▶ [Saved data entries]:

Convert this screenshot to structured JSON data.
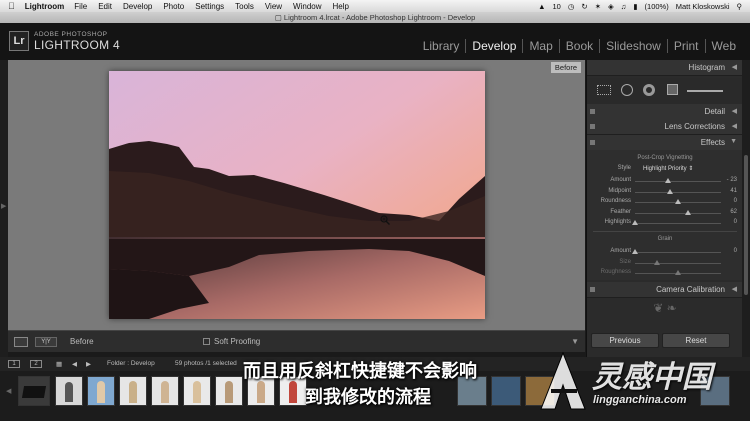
{
  "menubar": {
    "app_name": "Lightroom",
    "items": [
      "File",
      "Edit",
      "Develop",
      "Photo",
      "Settings",
      "Tools",
      "View",
      "Window",
      "Help"
    ],
    "adobe_badge": "10",
    "battery": "(100%)",
    "user": "Matt Kloskowski"
  },
  "window": {
    "title": "Lightroom 4.lrcat - Adobe Photoshop Lightroom - Develop"
  },
  "identity": {
    "badge": "Lr",
    "line1": "ADOBE PHOTOSHOP",
    "line2": "LIGHTROOM 4"
  },
  "modules": [
    "Library",
    "Develop",
    "Map",
    "Book",
    "Slideshow",
    "Print",
    "Web"
  ],
  "active_module": "Develop",
  "viewer": {
    "before_tag": "Before"
  },
  "toolbar": {
    "yy_label": "Y|Y",
    "before_label": "Before",
    "soft_proofing_label": "Soft Proofing"
  },
  "panel": {
    "histogram_title": "Histogram",
    "detail_title": "Detail",
    "lens_title": "Lens Corrections",
    "effects_title": "Effects",
    "vignette_title": "Post-Crop Vignetting",
    "style_label": "Style",
    "style_value": "Highlight Priority",
    "vignette_rows": [
      {
        "label": "Amount",
        "value": "- 23",
        "level": 0.38
      },
      {
        "label": "Midpoint",
        "value": "41",
        "level": 0.41
      },
      {
        "label": "Roundness",
        "value": "0",
        "level": 0.5
      },
      {
        "label": "Feather",
        "value": "62",
        "level": 0.62
      },
      {
        "label": "Highlights",
        "value": "0",
        "level": 0.0
      }
    ],
    "grain_title": "Grain",
    "grain_rows": [
      {
        "label": "Amount",
        "value": "0",
        "level": 0.0
      },
      {
        "label": "Size",
        "value": "",
        "level": 0.25
      },
      {
        "label": "Roughness",
        "value": "",
        "level": 0.5
      }
    ],
    "camera_title": "Camera Calibration",
    "previous_label": "Previous",
    "reset_label": "Reset"
  },
  "filmstrip_header": {
    "view1": "1",
    "view2": "2",
    "folder": "Folder : Develop",
    "count": "59 photos /1 selected"
  },
  "subtitles": {
    "line1": "而且用反斜杠快捷键不会影响",
    "line2": "到我修改的流程"
  },
  "watermark": {
    "brand": "灵感中国",
    "url": "lingganchina.com"
  },
  "colors": {
    "panel_bg": "#2b2b2b",
    "viewer_bg": "#7a7a7a",
    "active_text": "#eeeeee"
  }
}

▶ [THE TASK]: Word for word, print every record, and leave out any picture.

▶ [SOLVED PROBLEM]:
Convert this screenshot to structured JSON data.
{
  "menubar": {
    "app_name": "Lightroom",
    "items": [
      "File",
      "Edit",
      "Develop",
      "Photo",
      "Settings",
      "Tools",
      "View",
      "Window",
      "Help"
    ],
    "adobe_badge": "10",
    "battery": "(100%)",
    "user": "Matt Kloskowski"
  },
  "window": {
    "title": "Lightroom 4.lrcat - Adobe Photoshop Lightroom - Develop"
  },
  "identity": {
    "badge": "Lr",
    "line1": "ADOBE PHOTOSHOP",
    "line2": "LIGHTROOM 4"
  },
  "modules": [
    "Library",
    "Develop",
    "Map",
    "Book",
    "Slideshow",
    "Print",
    "Web"
  ],
  "active_module": "Develop",
  "viewer": {
    "before_tag": "Before"
  },
  "toolbar": {
    "yy_label": "Y|Y",
    "before_label": "Before",
    "soft_proofing_label": "Soft Proofing"
  },
  "panel": {
    "histogram_title": "Histogram",
    "detail_title": "Detail",
    "lens_title": "Lens Corrections",
    "effects_title": "Effects",
    "vignette_title": "Post-Crop Vignetting",
    "style_label": "Style",
    "style_value": "Highlight Priority",
    "vignette_rows": [
      {
        "label": "Amount",
        "value": "- 23",
        "level": 0.38
      },
      {
        "label": "Midpoint",
        "value": "41",
        "level": 0.41
      },
      {
        "label": "Roundness",
        "value": "0",
        "level": 0.5
      },
      {
        "label": "Feather",
        "value": "62",
        "level": 0.62
      },
      {
        "label": "Highlights",
        "value": "0",
        "level": 0.0
      }
    ],
    "grain_title": "Grain",
    "grain_rows": [
      {
        "label": "Amount",
        "value": "0",
        "level": 0.0
      },
      {
        "label": "Size",
        "value": "",
        "level": 0.25
      },
      {
        "label": "Roughness",
        "value": "",
        "level": 0.5
      }
    ],
    "camera_title": "Camera Calibration",
    "previous_label": "Previous",
    "reset_label": "Reset"
  },
  "filmstrip_header": {
    "view1": "1",
    "view2": "2",
    "folder": "Folder : Develop",
    "count": "59 photos /1 selected"
  },
  "subtitles": {
    "line1": "而且用反斜杠快捷键不会影响",
    "line2": "到我修改的流程"
  },
  "watermark": {
    "brand": "灵感中国",
    "url": "lingganchina.com"
  },
  "colors": {
    "panel_bg": "#2b2b2b",
    "viewer_bg": "#7a7a7a",
    "active_text": "#eeeeee"
  }
}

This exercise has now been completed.